• **WHAT THIS TASK INVOLVES**:
Should a line below contain the word "인터페이스", report it.
——————————
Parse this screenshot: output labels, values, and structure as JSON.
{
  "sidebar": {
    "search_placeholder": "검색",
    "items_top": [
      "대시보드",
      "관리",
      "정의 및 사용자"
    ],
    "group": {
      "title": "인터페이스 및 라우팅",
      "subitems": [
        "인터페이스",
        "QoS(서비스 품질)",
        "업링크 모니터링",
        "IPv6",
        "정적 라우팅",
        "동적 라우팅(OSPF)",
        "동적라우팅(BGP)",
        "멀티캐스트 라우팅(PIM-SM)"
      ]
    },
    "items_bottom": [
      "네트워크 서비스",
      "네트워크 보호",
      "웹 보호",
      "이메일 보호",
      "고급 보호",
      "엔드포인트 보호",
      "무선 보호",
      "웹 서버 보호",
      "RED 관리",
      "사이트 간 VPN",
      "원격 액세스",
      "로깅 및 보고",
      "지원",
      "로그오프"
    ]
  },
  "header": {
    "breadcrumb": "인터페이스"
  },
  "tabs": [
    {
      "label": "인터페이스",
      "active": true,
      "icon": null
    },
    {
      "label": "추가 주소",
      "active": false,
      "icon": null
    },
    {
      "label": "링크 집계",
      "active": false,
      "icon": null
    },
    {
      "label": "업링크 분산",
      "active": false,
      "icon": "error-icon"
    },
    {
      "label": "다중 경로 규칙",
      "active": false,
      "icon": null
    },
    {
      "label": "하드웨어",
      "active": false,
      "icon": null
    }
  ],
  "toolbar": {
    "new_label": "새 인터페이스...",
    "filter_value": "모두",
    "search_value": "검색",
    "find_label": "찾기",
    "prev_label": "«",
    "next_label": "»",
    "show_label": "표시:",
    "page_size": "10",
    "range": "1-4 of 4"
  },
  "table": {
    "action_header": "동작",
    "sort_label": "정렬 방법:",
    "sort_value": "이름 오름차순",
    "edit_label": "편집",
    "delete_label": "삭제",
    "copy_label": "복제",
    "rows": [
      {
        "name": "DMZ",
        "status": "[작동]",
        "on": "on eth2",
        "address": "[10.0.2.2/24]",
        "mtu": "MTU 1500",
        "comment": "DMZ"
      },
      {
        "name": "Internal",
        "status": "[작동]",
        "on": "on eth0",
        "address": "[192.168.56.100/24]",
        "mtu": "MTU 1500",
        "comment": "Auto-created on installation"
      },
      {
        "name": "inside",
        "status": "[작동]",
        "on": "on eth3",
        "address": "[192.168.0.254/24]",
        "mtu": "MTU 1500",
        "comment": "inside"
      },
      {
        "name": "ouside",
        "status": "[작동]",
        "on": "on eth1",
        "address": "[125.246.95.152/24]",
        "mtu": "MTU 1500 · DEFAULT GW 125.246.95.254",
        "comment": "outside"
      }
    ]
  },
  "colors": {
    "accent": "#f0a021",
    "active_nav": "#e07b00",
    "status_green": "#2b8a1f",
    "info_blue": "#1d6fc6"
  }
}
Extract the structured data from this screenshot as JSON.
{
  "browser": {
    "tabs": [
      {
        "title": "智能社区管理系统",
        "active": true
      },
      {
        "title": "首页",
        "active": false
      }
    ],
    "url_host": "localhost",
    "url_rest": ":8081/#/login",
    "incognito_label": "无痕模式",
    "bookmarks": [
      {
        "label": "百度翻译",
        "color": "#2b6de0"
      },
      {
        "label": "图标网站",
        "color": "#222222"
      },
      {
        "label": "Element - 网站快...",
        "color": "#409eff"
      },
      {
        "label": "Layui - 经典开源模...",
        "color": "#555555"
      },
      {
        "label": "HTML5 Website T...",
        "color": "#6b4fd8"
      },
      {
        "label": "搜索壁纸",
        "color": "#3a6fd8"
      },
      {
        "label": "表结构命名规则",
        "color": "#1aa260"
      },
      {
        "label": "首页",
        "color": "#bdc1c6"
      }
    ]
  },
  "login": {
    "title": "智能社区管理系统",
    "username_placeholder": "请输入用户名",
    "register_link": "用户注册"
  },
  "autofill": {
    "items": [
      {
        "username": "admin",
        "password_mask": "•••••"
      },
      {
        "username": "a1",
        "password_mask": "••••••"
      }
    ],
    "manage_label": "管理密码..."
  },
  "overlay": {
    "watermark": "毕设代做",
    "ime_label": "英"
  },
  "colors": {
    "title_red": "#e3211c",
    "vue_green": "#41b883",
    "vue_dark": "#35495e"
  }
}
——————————
• **SOLUTION TO THIS PROBLEM**:
      "title": "인터페이스 및 라우팅",
        "인터페이스",
    "breadcrumb": "인터페이스"
      "label": "인터페이스",
    "new_label": "새 인터페이스...",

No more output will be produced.